  • This dataset consists of a bed DEM and four velocity maps of Kongsvegen, a surge-type glacier in Svalbard. The bed DEM was generated from ground-penetrating radar surveys in spring 2016 and 2018, and the velocity maps span the period Dec 2017 to Feb 2019. The velocity maps show the initial speed-up of the glacier as it transitions from quiescence to surge. Data acquisition was funded by NERC Urgency Grant NE/R018243/1 REBUS (Resolving Enthalpy Budget to Understand Surges).

  • Input and results files for the ice dynamics model Ua simulating potential past and future ice geometry of Cook Glacier, East Antarctica. Results seek to explain potential causes of recent observed acceleration and speculate on future causes of acceleration. This work was funded by NERC grant NE/R000719/1.

  • The flow-line model was designed to enable estimation of the age and surface origin for various ice bodies identified within hot-water drilled boreholes on Larsen C Ice Shelf. Surface fluxes are accumulated, converted to thicknesses, and advected down flow from a fixed number of selected points. The model requires input datasets of surface mass balance, surface velocity, vertical strain rates, ice-shelf thickness, and a vertical density profile. This model is part of a larger project. Input datasets such as density profiles and trajectory vectors are available separately. Resolution is dependent on the input datasets. Funding was provided by the NERC grant NE/L005409/1.

  • Velocity maps were derived, for regions of Larsen C ice shelf, from satellite imagery spanning the period November 2017 to April 2019. This period was selected to monitor any change in the velocity field of Larsen C, in the months following the calving of iceberg A68 from the front of the ice shelf. The archive contains two sets of maps.

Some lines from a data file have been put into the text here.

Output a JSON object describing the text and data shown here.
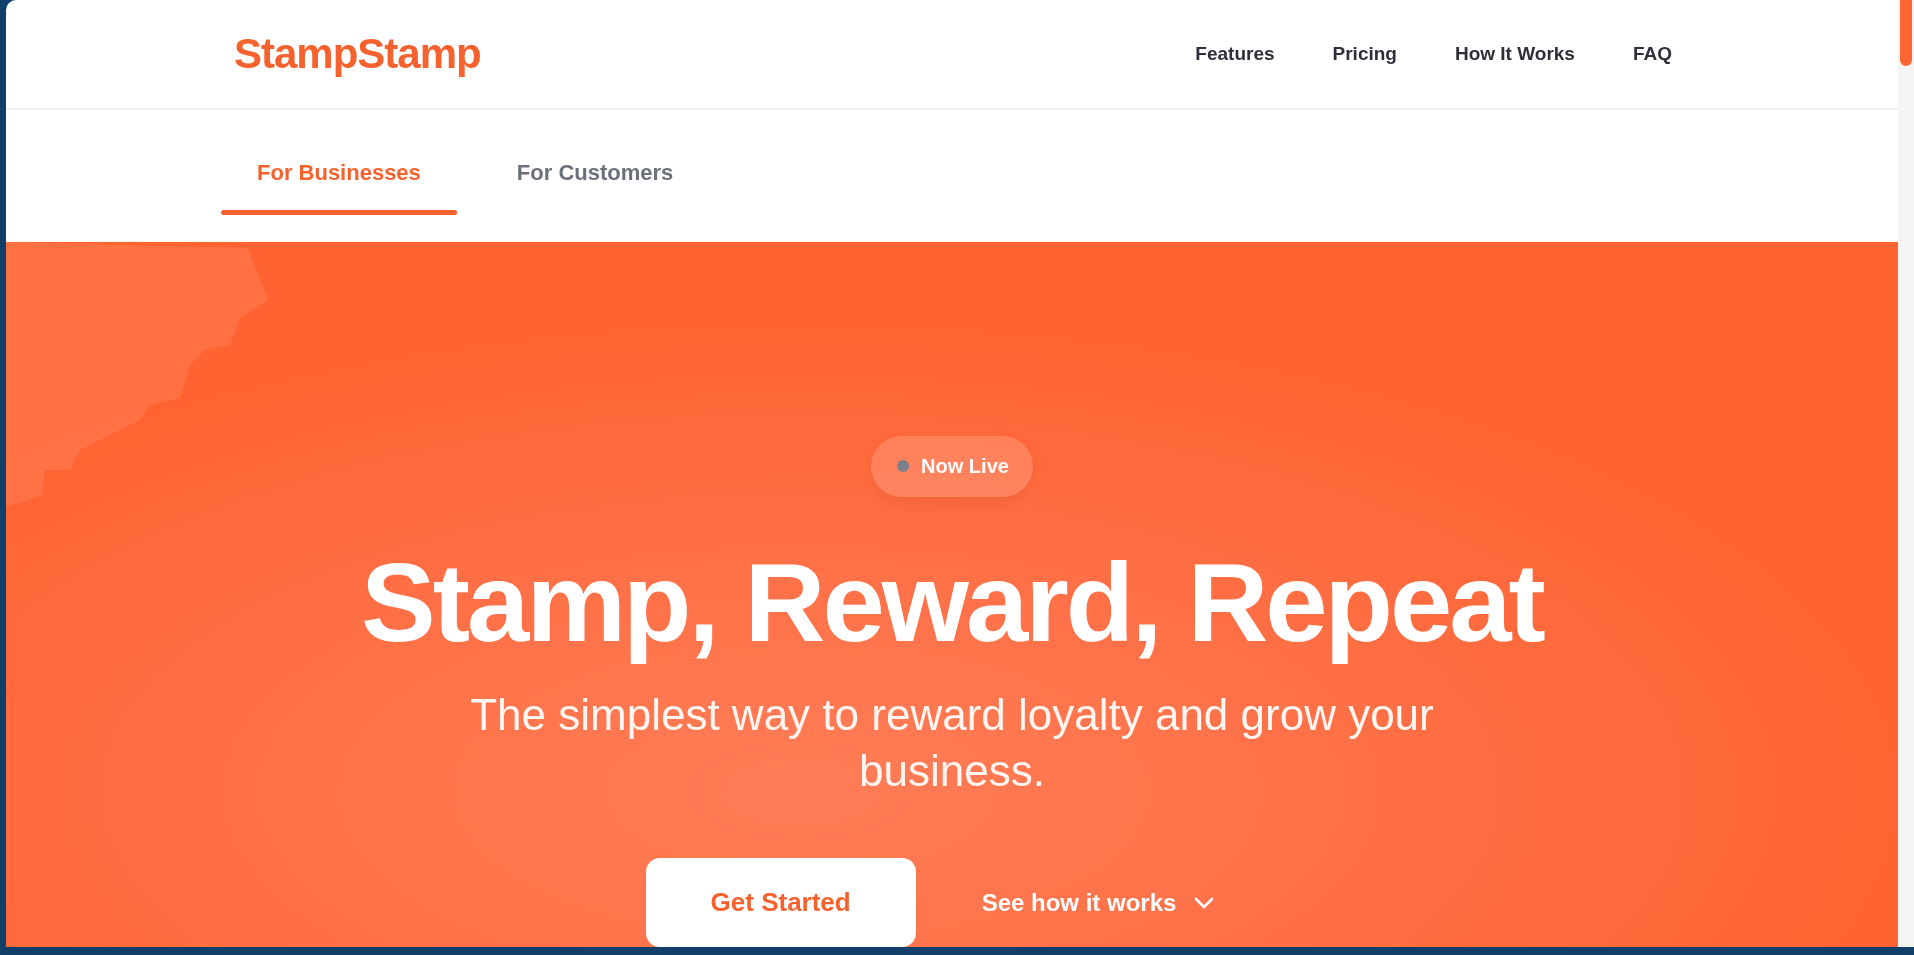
{
  "header": {
    "logo": "StampStamp",
    "nav": [
      "Features",
      "Pricing",
      "How It Works",
      "FAQ"
    ]
  },
  "tabs": [
    {
      "label": "For Businesses",
      "selected": true
    },
    {
      "label": "For Customers",
      "selected": false
    }
  ],
  "hero": {
    "badge": "Now Live",
    "headline": "Stamp, Reward, Repeat",
    "subtitle": "The simplest way to reward loyalty and grow your business.",
    "primary_button": "Get Started",
    "secondary_link": "See how it works"
  }
}
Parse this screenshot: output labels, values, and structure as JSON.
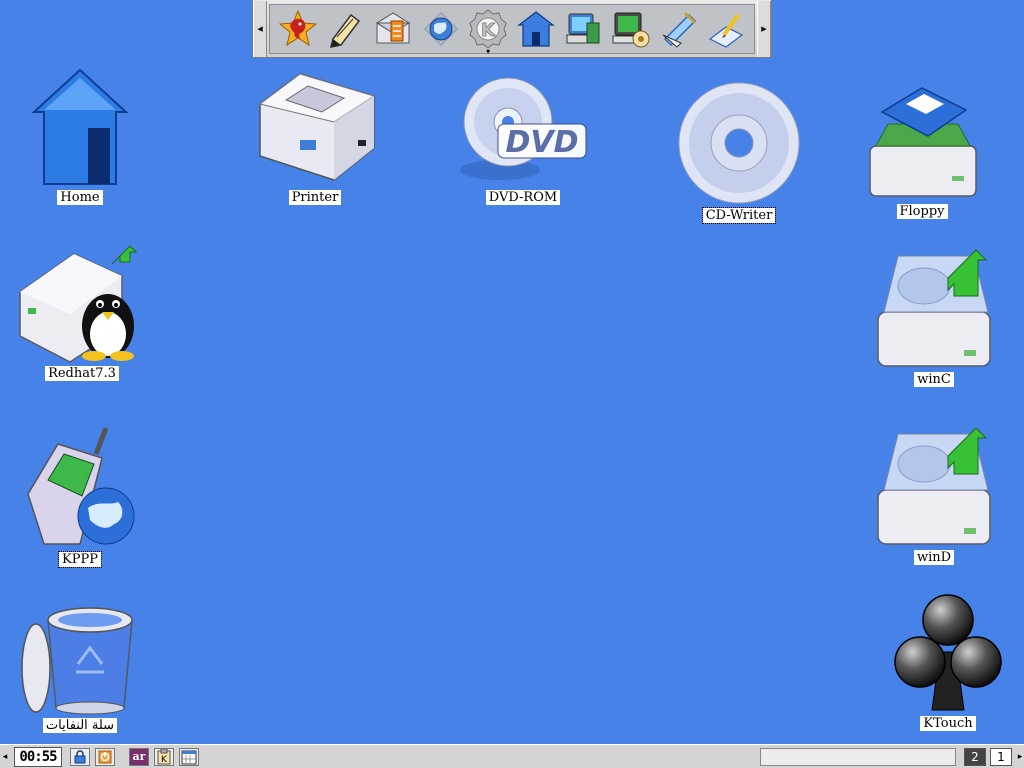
{
  "desktop": {
    "background": "#4682e8",
    "icons": [
      {
        "label": "Home",
        "icon": "home-folder-icon"
      },
      {
        "label": "Printer",
        "icon": "printer-icon"
      },
      {
        "label": "DVD-ROM",
        "icon": "dvd-icon"
      },
      {
        "label": "CD-Writer",
        "icon": "cd-icon"
      },
      {
        "label": "Floppy",
        "icon": "floppy-icon"
      },
      {
        "label": "Redhat7.3",
        "icon": "linux-drive-icon"
      },
      {
        "label": "winC",
        "icon": "hard-drive-icon"
      },
      {
        "label": "KPPP",
        "icon": "kppp-phone-icon"
      },
      {
        "label": "winD",
        "icon": "hard-drive-icon"
      },
      {
        "label": "سلة النفايات",
        "icon": "trash-icon"
      },
      {
        "label": "KTouch",
        "icon": "club-icon"
      }
    ]
  },
  "top_panel": {
    "left_arrow": "◂",
    "right_arrow": "▸",
    "launchers": [
      "mozilla-icon",
      "text-editor-icon",
      "mail-icon",
      "web-browser-icon",
      "kde-menu-icon",
      "home-icon",
      "system-monitor-icon",
      "terminal-icon",
      "control-center-icon",
      "writer-icon"
    ],
    "kmenu_arrow": "▾"
  },
  "taskbar": {
    "left_arrow": "◂",
    "clock": "00:55",
    "lock_icon": "lock-icon",
    "logout_icon": "logout-icon",
    "language": "ar",
    "desktops": [
      "2",
      "1"
    ],
    "right_arrow": "▸"
  }
}
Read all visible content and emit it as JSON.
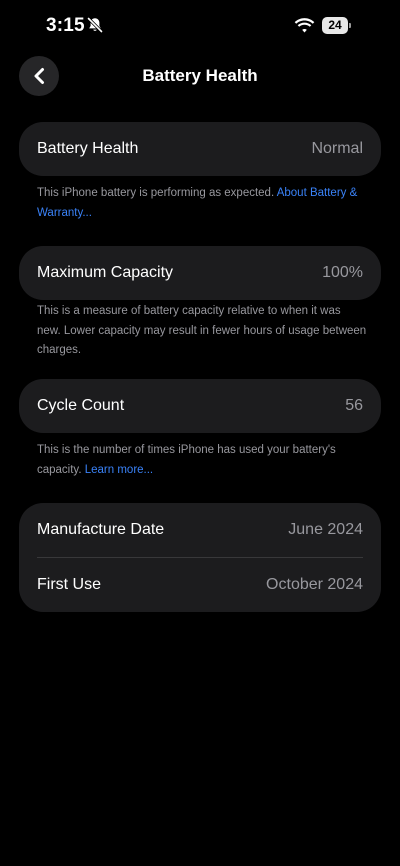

The first are derived from Sentinel-1 satellite data, and span the complete ice shelf for the full 18-month epoch. The second are derived from TerraSAR-X data, and show high-resolution velocity trends between 2017 and 2018, covering the frontal region of Larsen C ice shelf. The maps were produced by Professor Adrian Luckman, Swansea University. The data is part of the NERC RACE project, NE/R012334/1.